December 17, 2007

We’ve moved into the dark half of the year, now. The nights are long and cold, the days short and brittle. The harvest happened months ago, and we live off it.

One of the most comforting things to do during the cold days and nights is to bake. The smell of bread, cookies, or cakes scents a home and makes it feel warm and cozy like few other things. That’s why companies even peddle candles that claim to smell like “Christmas cookies”!

Why not add an extra layer to your baking, and bake with sacred intent? The more intent you put into the food, the more nourishing it is when you eat it. If you bake cookies and cakes to give as gifts during the season, bless the ingredients and the batter, as you stir, with intentions of love, health, and abundance for the coming cycle. Visualize the foods you bake filled with loving nurturance.

Bless each ingredient before adding it. While I often bless the ingredients as soon as I buy them, before storing them in the cupboard, re-igniting the blessing as it’s added to the mix never hurts.

Stir clockwise (in the Northern Hemisphere) to grow abundance and nurturance. Count your strokes, using multiples of 9 or 13. Add a blessing before placing the dough into the oven.

You’ll experience the well-being in your entire home as you prepare the food, and those receiving it will experience the blessings upon eating it.
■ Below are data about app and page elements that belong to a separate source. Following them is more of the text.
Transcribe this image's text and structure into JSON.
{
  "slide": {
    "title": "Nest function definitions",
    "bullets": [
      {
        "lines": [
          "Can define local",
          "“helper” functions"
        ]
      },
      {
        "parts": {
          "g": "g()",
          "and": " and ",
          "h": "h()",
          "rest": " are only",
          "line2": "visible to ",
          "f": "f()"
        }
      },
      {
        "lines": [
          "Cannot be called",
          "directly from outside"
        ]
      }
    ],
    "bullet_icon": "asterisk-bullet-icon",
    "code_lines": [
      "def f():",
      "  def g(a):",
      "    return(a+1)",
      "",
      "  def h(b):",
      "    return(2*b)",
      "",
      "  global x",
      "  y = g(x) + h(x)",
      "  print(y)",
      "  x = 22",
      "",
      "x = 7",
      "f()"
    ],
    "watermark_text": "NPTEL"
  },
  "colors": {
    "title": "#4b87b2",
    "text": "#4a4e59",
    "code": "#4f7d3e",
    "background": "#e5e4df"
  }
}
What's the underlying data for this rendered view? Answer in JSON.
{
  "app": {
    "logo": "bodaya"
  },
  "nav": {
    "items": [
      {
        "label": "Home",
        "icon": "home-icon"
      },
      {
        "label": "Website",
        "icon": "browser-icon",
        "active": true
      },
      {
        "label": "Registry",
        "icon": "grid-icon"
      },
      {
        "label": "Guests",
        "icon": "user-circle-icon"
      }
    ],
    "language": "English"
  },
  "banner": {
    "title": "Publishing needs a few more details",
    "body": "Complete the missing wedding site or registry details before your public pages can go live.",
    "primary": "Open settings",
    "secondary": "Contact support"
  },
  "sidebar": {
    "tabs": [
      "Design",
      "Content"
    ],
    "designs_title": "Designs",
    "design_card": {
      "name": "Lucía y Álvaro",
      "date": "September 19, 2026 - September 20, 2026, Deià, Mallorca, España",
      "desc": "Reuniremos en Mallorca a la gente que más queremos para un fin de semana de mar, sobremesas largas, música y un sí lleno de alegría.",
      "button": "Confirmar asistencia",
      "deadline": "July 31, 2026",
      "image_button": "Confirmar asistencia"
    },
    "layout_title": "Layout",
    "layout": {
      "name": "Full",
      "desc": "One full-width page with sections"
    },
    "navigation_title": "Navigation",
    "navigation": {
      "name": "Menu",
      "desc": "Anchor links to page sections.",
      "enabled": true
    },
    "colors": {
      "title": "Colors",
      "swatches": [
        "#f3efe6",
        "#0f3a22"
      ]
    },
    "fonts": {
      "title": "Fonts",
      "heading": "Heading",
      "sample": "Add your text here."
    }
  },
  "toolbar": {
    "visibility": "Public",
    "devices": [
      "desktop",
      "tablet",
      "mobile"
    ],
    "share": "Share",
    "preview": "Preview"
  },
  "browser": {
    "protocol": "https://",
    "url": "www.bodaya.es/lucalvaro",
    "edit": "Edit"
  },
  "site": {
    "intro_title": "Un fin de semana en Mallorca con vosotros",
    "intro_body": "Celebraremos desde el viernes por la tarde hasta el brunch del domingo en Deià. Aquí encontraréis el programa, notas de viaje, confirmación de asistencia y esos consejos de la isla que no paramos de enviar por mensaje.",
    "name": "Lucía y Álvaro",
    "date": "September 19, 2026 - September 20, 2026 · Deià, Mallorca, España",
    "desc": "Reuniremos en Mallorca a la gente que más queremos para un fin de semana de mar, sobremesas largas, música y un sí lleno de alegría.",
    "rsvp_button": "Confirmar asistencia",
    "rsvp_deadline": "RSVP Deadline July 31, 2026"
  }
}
What better way to spread peace and joy over the holidays?

–Cerridwen Iris Shea